I Know I Prefer Short Poems

If “Tamar,” “The Tower Beyond Tragedy,” or “Roan Stallion” are the best long poems written by an American poet as Gioia argued, I feel justified in my general distaste for long poetry. I suspect if these were movies, not poems, they would be universally panned by critics. In them Jeffers seems obsessed with sex in general, and incest in particular.

As a former caseworker, and the husband of a child protection worker, all the molesters I learned about were sad, sorry, weak people who could only satisfy themselves by preying on those weaker than themselves. Not one was larger than life, or admirable in any way I could ever imagine. Mostly they were in love with themselves and thought that somehow justified whatever they wanted to do.

I’ll have to admit that I nearly broke out laughing when I read this passage from “Roan Stallion”

… Desire had died in her
At the first rush, the falling like death, but now it revived,
She feeling between her thighs the labor of the great engine, the running muscles, the hard swiftness,
She riding the savage and exultant strength of the world.

It was hard to push the line “ Worshipping the performance of the phallus” from Bruce Cockburn’s “Put Our Hearts Together” out of my mind while reading the poem. Nor does it get any more believable at the end of the poem when California shoots the roan stallionand then “turned on her little daughter the mask of a woman/Who has killed God.”

In fact, in the first one hundred and fifty pages of The Selected Poetry of Robinson Jeffers, I’ve only found one poem I felt deserved a second or third reading:

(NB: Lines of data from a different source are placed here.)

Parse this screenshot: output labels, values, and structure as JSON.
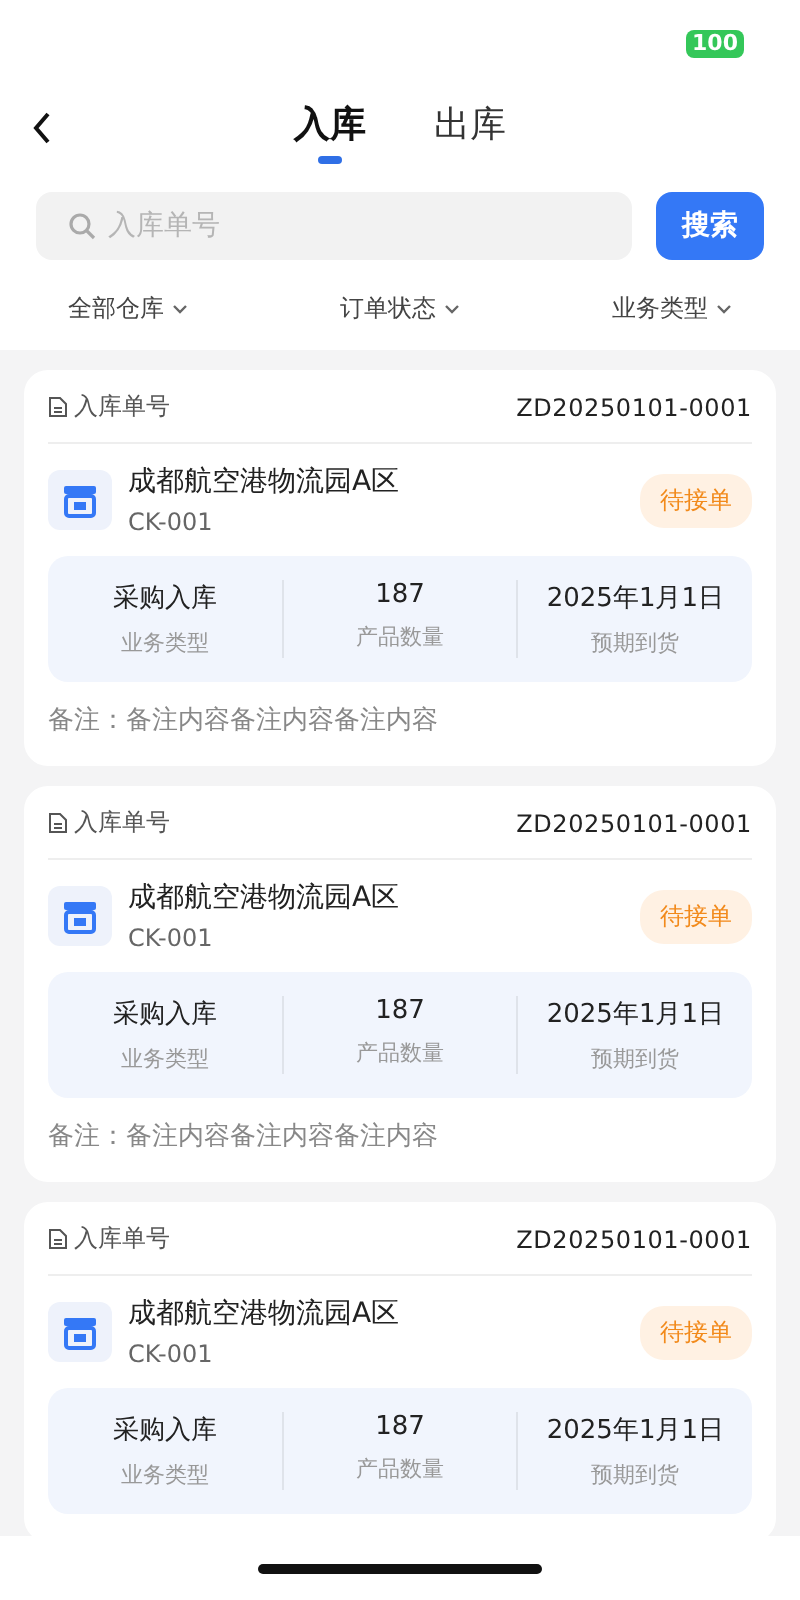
{
  "status_bar": {
    "battery": "100"
  },
  "tabs": [
    {
      "label": "入库",
      "selected": true
    },
    {
      "label": "出库",
      "selected": false
    }
  ],
  "search": {
    "placeholder": "入库单号",
    "button": "搜索"
  },
  "filters": [
    "全部仓库",
    "订单状态",
    "业务类型"
  ],
  "orders": [
    {
      "number_label": "入库单号",
      "number": "ZD20250101-0001",
      "warehouse": "成都航空港物流园A区",
      "code": "CK-001",
      "status": "待接单",
      "stats": [
        {
          "value": "采购入库",
          "label": "业务类型"
        },
        {
          "value": "187",
          "label": "产品数量"
        },
        {
          "value": "2025年1月1日",
          "label": "预期到货"
        }
      ],
      "remark": "备注：备注内容备注内容备注内容"
    },
    {
      "number_label": "入库单号",
      "number": "ZD20250101-0001",
      "warehouse": "成都航空港物流园A区",
      "code": "CK-001",
      "status": "待接单",
      "stats": [
        {
          "value": "采购入库",
          "label": "业务类型"
        },
        {
          "value": "187",
          "label": "产品数量"
        },
        {
          "value": "2025年1月1日",
          "label": "预期到货"
        }
      ],
      "remark": "备注：备注内容备注内容备注内容"
    },
    {
      "number_label": "入库单号",
      "number": "ZD20250101-0001",
      "warehouse": "成都航空港物流园A区",
      "code": "CK-001",
      "status": "待接单",
      "stats": [
        {
          "value": "采购入库",
          "label": "业务类型"
        },
        {
          "value": "187",
          "label": "产品数量"
        },
        {
          "value": "2025年1月1日",
          "label": "预期到货"
        }
      ]
    }
  ]
}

Stone-cutters fighting time with marble, you fore-defeated
Challengers of oblivion
Eat cynical earnings, knowing rock splits, records fall down,
The square-limbed Roman letters
Scale in the thaws, wear in the rain. The poet as well
Builds his monument mockingly:
For man will be blotted out, the blithe earth dies, the brave sun
Die blind, his heart blackening:
Yet stones have stood for a thousand years, and pained thoughts found
The honey peace in old poems.

Although this idea has been handled better in Shelley’ famous “Ozymandias,” Jeffers does manage to bring his own unique perspective to the idea, if mockingly. Do you suppose Jeffers envisions his own poems helping readers overcome their pained thoughts through their “honey peace?”

Still, the poem manage to put man on a slightly different footing than most poetry does. If not been entirely knocked off its pedestal, mankind has at least lost a nose or an arm or two. That’s not to say, though, that the artist’s work will not last considerably longer than most of mankind’s works.

Luckily, “Shine, Perishing Republic” is coming up in a couple of pages.